##### Data to use #####

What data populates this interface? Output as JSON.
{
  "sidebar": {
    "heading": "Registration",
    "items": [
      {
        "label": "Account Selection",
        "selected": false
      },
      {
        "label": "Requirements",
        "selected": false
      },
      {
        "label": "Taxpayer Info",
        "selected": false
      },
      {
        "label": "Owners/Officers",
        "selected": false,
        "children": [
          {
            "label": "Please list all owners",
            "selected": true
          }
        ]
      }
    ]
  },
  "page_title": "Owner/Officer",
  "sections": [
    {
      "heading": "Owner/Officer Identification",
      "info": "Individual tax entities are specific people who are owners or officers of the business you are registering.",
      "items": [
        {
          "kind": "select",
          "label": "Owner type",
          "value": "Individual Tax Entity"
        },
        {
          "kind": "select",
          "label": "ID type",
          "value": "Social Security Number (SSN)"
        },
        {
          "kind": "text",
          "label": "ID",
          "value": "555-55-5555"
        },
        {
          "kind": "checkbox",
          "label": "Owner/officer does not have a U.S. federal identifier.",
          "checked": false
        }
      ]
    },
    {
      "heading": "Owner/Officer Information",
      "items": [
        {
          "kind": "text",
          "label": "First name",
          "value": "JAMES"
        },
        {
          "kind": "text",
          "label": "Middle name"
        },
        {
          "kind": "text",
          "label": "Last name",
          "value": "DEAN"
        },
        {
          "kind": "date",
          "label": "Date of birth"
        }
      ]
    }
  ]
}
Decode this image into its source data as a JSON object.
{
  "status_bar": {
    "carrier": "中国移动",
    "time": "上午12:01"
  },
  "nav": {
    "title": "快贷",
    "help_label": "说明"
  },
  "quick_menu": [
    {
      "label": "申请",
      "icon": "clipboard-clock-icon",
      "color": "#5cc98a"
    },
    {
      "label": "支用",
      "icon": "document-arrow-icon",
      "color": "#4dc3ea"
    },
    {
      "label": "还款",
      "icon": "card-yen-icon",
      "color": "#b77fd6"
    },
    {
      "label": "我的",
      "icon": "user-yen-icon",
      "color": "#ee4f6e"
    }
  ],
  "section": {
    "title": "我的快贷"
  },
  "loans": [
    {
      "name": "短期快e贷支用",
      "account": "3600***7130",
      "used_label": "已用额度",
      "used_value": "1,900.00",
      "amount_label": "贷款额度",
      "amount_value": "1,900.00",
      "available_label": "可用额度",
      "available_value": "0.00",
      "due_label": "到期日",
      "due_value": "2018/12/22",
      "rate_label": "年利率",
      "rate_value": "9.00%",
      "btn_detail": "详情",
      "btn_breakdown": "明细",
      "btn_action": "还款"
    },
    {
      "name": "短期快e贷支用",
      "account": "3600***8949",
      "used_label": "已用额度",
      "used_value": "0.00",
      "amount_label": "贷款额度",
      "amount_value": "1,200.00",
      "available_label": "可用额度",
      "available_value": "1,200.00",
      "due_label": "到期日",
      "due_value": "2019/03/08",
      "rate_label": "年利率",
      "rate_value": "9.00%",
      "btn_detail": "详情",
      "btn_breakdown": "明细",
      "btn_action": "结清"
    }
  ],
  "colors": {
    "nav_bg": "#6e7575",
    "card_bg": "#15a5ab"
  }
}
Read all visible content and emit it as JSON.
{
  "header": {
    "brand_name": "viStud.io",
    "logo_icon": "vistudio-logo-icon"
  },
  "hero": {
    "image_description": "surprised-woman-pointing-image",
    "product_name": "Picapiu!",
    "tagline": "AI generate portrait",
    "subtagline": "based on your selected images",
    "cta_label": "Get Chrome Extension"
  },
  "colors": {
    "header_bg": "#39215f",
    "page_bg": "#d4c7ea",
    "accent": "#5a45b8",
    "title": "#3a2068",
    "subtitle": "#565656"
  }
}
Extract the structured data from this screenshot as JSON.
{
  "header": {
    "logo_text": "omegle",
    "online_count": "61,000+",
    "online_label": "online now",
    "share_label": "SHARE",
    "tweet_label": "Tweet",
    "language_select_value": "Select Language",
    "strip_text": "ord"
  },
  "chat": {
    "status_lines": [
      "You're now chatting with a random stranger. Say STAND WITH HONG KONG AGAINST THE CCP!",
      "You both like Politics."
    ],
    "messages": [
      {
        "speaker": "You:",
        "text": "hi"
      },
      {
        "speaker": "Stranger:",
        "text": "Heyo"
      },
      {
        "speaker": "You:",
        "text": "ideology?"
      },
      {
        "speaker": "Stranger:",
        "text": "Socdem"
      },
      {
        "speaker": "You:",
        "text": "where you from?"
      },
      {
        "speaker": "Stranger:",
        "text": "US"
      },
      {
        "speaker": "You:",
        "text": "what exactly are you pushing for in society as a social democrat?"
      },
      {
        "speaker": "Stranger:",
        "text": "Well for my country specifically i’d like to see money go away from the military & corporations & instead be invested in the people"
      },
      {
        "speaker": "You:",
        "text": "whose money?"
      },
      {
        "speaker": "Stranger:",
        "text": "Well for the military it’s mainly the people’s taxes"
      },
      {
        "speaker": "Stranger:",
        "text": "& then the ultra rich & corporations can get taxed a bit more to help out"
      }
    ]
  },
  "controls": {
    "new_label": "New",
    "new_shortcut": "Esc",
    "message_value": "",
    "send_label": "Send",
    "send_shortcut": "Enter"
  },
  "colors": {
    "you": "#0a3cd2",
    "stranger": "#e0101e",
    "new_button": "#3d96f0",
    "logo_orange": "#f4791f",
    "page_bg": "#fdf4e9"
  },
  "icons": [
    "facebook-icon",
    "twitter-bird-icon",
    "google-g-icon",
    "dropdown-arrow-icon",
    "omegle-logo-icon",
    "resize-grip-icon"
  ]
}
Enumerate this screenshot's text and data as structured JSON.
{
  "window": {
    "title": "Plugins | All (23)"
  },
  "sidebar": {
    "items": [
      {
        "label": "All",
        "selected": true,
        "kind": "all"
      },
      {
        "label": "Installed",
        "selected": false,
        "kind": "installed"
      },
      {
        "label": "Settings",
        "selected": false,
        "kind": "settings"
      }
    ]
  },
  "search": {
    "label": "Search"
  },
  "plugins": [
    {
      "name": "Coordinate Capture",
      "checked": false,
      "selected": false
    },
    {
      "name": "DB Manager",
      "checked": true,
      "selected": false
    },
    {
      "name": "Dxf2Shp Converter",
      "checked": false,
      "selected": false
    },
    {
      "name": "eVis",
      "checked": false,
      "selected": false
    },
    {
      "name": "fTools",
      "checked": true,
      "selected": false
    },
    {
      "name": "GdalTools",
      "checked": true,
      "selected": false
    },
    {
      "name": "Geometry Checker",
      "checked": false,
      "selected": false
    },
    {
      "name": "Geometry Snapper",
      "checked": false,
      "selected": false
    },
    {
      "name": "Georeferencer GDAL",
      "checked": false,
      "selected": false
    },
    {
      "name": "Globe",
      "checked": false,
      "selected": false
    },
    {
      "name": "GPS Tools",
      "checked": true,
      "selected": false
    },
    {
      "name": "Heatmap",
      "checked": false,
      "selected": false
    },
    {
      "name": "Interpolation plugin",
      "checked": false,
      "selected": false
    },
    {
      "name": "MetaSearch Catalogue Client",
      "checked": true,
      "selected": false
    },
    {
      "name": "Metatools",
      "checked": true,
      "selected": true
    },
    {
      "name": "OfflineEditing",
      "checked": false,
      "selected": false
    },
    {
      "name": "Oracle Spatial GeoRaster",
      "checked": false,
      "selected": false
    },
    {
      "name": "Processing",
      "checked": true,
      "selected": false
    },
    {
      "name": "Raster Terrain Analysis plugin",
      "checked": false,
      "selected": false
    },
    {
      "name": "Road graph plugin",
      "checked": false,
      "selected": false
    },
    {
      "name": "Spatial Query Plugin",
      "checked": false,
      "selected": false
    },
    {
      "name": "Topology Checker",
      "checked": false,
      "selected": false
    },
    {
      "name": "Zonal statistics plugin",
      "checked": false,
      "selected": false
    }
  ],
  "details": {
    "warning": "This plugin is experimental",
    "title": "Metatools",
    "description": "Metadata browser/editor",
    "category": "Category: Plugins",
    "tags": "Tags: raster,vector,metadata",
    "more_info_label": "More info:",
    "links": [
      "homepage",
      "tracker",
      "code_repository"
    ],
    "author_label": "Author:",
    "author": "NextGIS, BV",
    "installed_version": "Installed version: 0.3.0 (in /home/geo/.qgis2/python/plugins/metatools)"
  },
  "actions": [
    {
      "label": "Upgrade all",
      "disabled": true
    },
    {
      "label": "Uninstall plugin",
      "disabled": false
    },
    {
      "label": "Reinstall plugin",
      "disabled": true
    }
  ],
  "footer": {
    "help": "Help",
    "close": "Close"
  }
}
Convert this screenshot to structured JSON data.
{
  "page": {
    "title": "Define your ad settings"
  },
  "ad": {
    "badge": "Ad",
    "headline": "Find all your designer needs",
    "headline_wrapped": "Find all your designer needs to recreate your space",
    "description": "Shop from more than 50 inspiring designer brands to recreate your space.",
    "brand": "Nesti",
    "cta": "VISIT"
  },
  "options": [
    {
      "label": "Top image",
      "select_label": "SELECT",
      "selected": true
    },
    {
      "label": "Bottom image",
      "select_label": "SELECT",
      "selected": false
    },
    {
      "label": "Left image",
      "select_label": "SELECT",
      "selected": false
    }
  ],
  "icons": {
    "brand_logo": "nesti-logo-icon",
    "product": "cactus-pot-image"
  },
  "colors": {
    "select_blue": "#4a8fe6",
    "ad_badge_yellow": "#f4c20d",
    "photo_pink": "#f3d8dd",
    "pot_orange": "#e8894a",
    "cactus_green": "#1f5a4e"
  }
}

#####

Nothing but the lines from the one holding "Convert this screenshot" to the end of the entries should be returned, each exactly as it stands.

## Output of the exercise
Convert this screenshot to structured JSON data.
{
  "page": {
    "title": "Define your ad settings"
  },
  "ad": {
    "badge": "Ad",
    "headline": "Find all your designer needs",
    "headline_wrapped": "Find all your designer needs to recreate your space",
    "description": "Shop from more than 50 inspiring designer brands to recreate your space.",
    "brand": "Nesti",
    "cta": "VISIT"
  },
  "options": [
    {
      "label": "Top image",
      "select_label": "SELECT",
      "selected": true
    },
    {
      "label": "Bottom image",
      "select_label": "SELECT",
      "selected": false
    },
    {
      "label": "Left image",
      "select_label": "SELECT",
      "selected": false
    }
  ],
  "icons": {
    "brand_logo": "nesti-logo-icon",
    "product": "cactus-pot-image"
  },
  "colors": {
    "select_blue": "#4a8fe6",
    "ad_badge_yellow": "#f4c20d",
    "photo_pink": "#f3d8dd",
    "pot_orange": "#e8894a",
    "cactus_green": "#1f5a4e"
  }
}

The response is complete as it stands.